Russia’s child-shields

European Voice

To prevent corrupt Russian officials being barred from Europe, Russia is now using the threat of an adoption ban against European states.

I am no great fan of the international adoption business – it can easily turn into a corrupt, unregulated and even sinister market in children. It is much better to deal with the reasons that the children end up in institutions in the first place and to encourage people to provide homes for them in their own country.

Now Russia is threatening to ban international adoptions. Not as part of a big push to improve child welfare, but to punish foreign countries for their temerity in imposing visa sanctions and asset freezes on the people – mainly officials – involved in the death of the auditor Sergei Magnitsky, and the $230 million (€176m) fraud that he uncovered.

It is worth bearing in mind the nature of the fraud. My email inbox is peppered with complaints from foreigners who have fallen foul of officialdom or local competitors in Russia. My answer is always the same: tough. If you go mud-wrestling, in a seemingly lucrative contest where the referee is known to be corruptible, and where your adversaries are rich and unscrupulous, you will certainly get dirty and may well lose.

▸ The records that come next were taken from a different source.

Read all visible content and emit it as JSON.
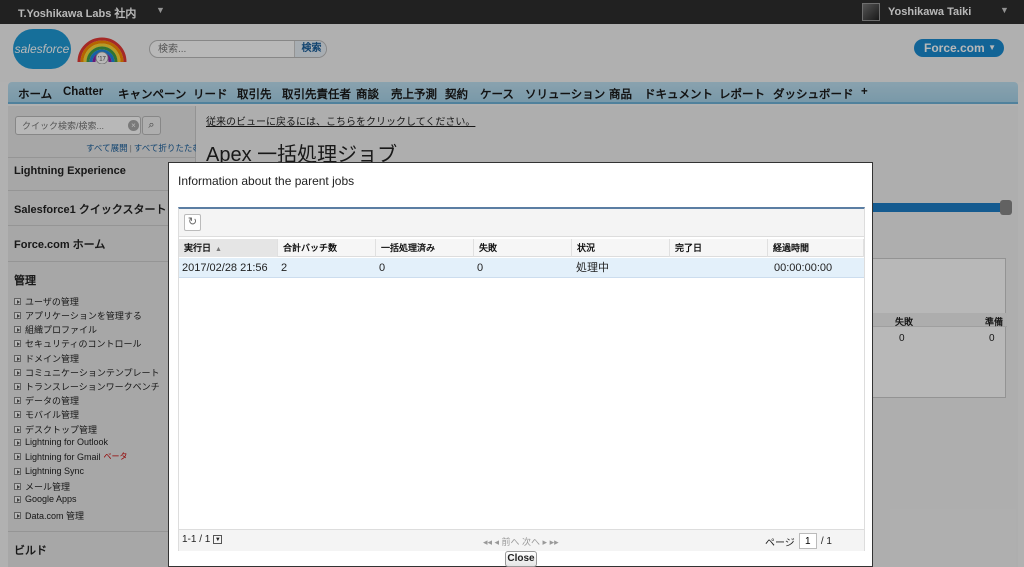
{
  "topbar": {
    "org_name": "T.Yoshikawa Labs 社内",
    "user_name": "Yoshikawa Taiki"
  },
  "header": {
    "logo_text": "salesforce",
    "badge_text": "'17",
    "search_placeholder": "検索...",
    "search_button": "検索",
    "app_name": "Force.com"
  },
  "tabs": [
    "ホーム",
    "Chatter",
    "キャンペーン",
    "リード",
    "取引先",
    "取引先責任者",
    "商談",
    "売上予測",
    "契約",
    "ケース",
    "ソリューション",
    "商品",
    "ドキュメント",
    "レポート",
    "ダッシュボード",
    "+"
  ],
  "sidebar": {
    "quick_find_placeholder": "クイック検索/検索...",
    "expand_all": "すべて展開",
    "collapse_all": "すべて折りたたむ",
    "sections": [
      "Lightning Experience",
      "Salesforce1 クイックスタート",
      "Force.com ホーム",
      "管理"
    ],
    "admin_items": [
      "ユーザの管理",
      "アプリケーションを管理する",
      "組織プロファイル",
      "セキュリティのコントロール",
      "ドメイン管理",
      "コミュニケーションテンプレート",
      "トランスレーションワークベンチ",
      "データの管理",
      "モバイル管理",
      "デスクトップ管理",
      "Lightning for Outlook",
      "Lightning for Gmail",
      "Lightning Sync",
      "メール管理",
      "Google Apps",
      "Data.com 管理"
    ],
    "beta_label": "ベータ",
    "build_section": "ビルド"
  },
  "main": {
    "back_link": "従来のビューに戻るには、こちらをクリックしてください。",
    "page_title": "Apex 一括処理ジョブ",
    "bg_headers": [
      "失敗",
      "準備"
    ],
    "bg_values": [
      "0",
      "0"
    ]
  },
  "dialog": {
    "title": "Information about the parent jobs",
    "columns": [
      "実行日",
      "合計バッチ数",
      "一括処理済み",
      "失敗",
      "状況",
      "完了日",
      "経過時間"
    ],
    "rows": [
      [
        "2017/02/28 21:56",
        "2",
        "0",
        "0",
        "処理中",
        "",
        "00:00:00:00"
      ]
    ],
    "footer": {
      "range": "1-1 / 1",
      "pager": "◂◂ ◂ 前へ  次へ ▸ ▸▸",
      "page_label": "ページ",
      "page_value": "1",
      "page_total": "/ 1"
    },
    "close_button": "Close"
  }
}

But this was not a greedy or reckless foreign investor being swindled. The victim was the Russian taxpayer. That exemplifies what is wrong with Russia today, not just because of what happened to Magnitsky (he was jailed, abused, denied medical treatment and in the hours before his death, savagely beaten). His abusers have not been punished; they were promoted and praised. The only person to be prosecuted – posthumously – was Magnitsky. The authorities are also trying to extradite his client, the British-American financier Bill Browder (whose companies were used as vehicles for the fraud).

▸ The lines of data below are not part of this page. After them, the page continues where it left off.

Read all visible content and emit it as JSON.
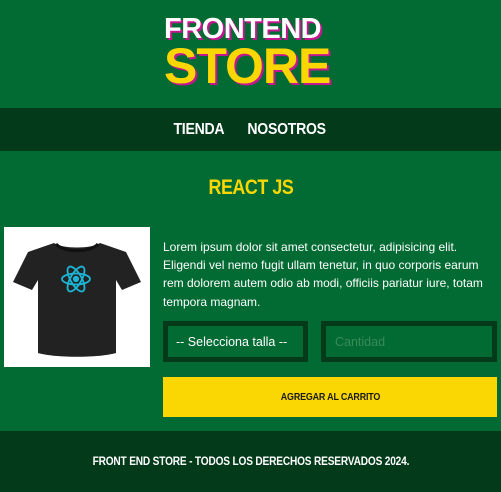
{
  "header": {
    "logo_line1": "FRONTEND",
    "logo_line2": "STORE"
  },
  "nav": {
    "items": [
      {
        "label": "TIENDA"
      },
      {
        "label": "NOSOTROS"
      }
    ]
  },
  "product": {
    "title": "REACT JS",
    "image_icon": "react-logo-tshirt",
    "description": "Lorem ipsum dolor sit amet consectetur, adipisicing elit. Eligendi vel nemo fugit ullam tenetur, in quo corporis earum rem dolorem autem odio ab modi, officiis pariatur iure, totam tempora magnam.",
    "size_select": "-- Selecciona talla --",
    "quantity_placeholder": "Cantidad",
    "add_button": "AGREGAR AL CARRITO"
  },
  "footer": {
    "text": "FRONT END STORE - TODOS LOS DERECHOS RESERVADOS 2024."
  },
  "colors": {
    "background": "#026b33",
    "dark": "#023a1a",
    "accent": "#fad702",
    "logo_shadow": "#c2178f"
  }
}
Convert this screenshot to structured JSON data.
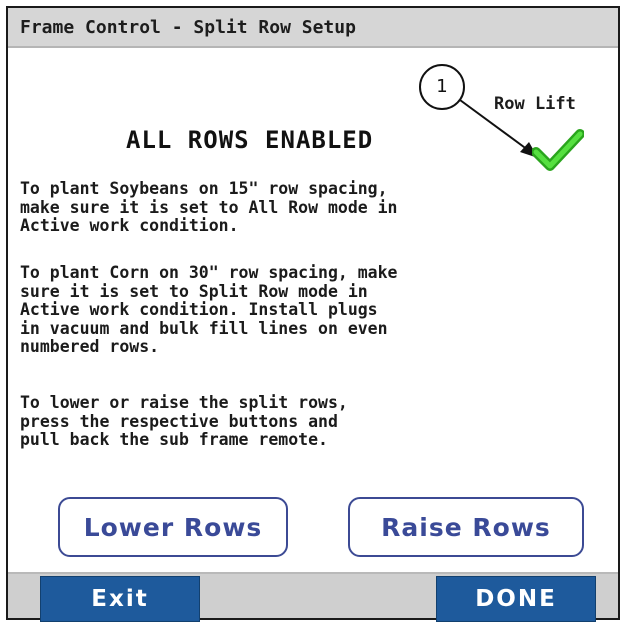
{
  "window": {
    "title": "Frame Control - Split Row Setup"
  },
  "callout": {
    "number": "1"
  },
  "row_lift": {
    "label": "Row Lift",
    "icon": "check-icon",
    "color": "#3ecf2a"
  },
  "status": {
    "text": "ALL ROWS ENABLED"
  },
  "instructions": {
    "p1": "To plant Soybeans on 15\" row spacing,\nmake sure it is set to All Row mode in\nActive work condition.",
    "p2": "To plant Corn on 30\" row spacing, make\nsure it is set to Split Row mode in\nActive work condition. Install plugs\nin vacuum and bulk fill lines on even\nnumbered rows.",
    "p3": "To lower or raise the split rows,\npress the respective buttons and\npull back the sub frame remote."
  },
  "buttons": {
    "lower": "Lower Rows",
    "raise": "Raise Rows"
  },
  "footer": {
    "exit": "Exit",
    "done": "DONE"
  },
  "colors": {
    "button_outline": "#3c4a94",
    "nav_button": "#1e5a9c",
    "title_bar": "#d6d6d6"
  }
}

After much lobbying by Browder, the United States passed a law naming and banning 18 officials (16 of them involved in the Magnitsky affair). Russia’s initial response was to ban American officials from visiting Russia.

This was a fairly symbolic measure. American judicial, intelligence and financial-supervisory officials do not make a habit of stashing vast sums in Russian banks, or keeping their mistresses in Moscow, or educating their children in Russian universities, or buying luxury flats there. (American officials, with a few dishonourable exceptions, do not do it anywhere; senior Russian officials habitually do this sort of thing in the West.)

The next stage in the Russian response was to ban American families from adopting Russian children. That does not just consign the inmates of orphanages to more misery. In some cases these parents have already built up strong and loving relationships with the children concerned. Now they have no chance of making a new home for them.

This was not a one-off. Russia has now used just the same weapon against Ireland, where a committee of legislators had recommended a law mirroring the measure just passed in the US. In response, Russia’s ambassador to Ireland threatened an adoption ban. Ireland promptly backed down.

It will be hard for individual countries to deal with this tactic. But the European Parliament can. The Kremlin covets visa-free travel to the EU – chiefly for some 16,000 bearers of official passports. Thanks to Russian lobbying (and some rather feeble behaviour by certain governments), that has gained the required support in the Council of Ministers. But it still needs the assent of the Parliament.

MEPs should respond by saying that the visa-liberalisation can go ahead – so long as it comes along with Magnitsky sanctions at a European level, with progress reviewed every year. All the main groups in the European Parliament have already backed the Magnitsky cause. Now they have a chance to show that they meant what they said.

Edward Lucas edits the international section of The Economist. онлайн займы buy viagra online zp-pdl.com https://zp-pdl.com/fast-and-easy-payday-loans-online.php payday loan

вивус займы credit-n.ru займ на карту без отказа без проверки
быстрый займ на киви кошелек credit-n.ru займ онлайн круглосуточно на банковскую карту
онлайн займ на карту маэстро credit-n.ru займ онлайн на киви кошелек срочно
екапуста займ онлайн на карту credit-n.ru займ на киви кошелек мгновенно

  • Facebook
  • Twitter
  • Google Buzz
  • LinkedIn
  • del.icio.us
  • Google Bookmarks
  • Yahoo! Buzz
  • Tumblr
  • StumbleUpon
  • FriendFeed
  • NewsVine
  • Digg

Place your comment

Please fill your data and comment below.

Your comment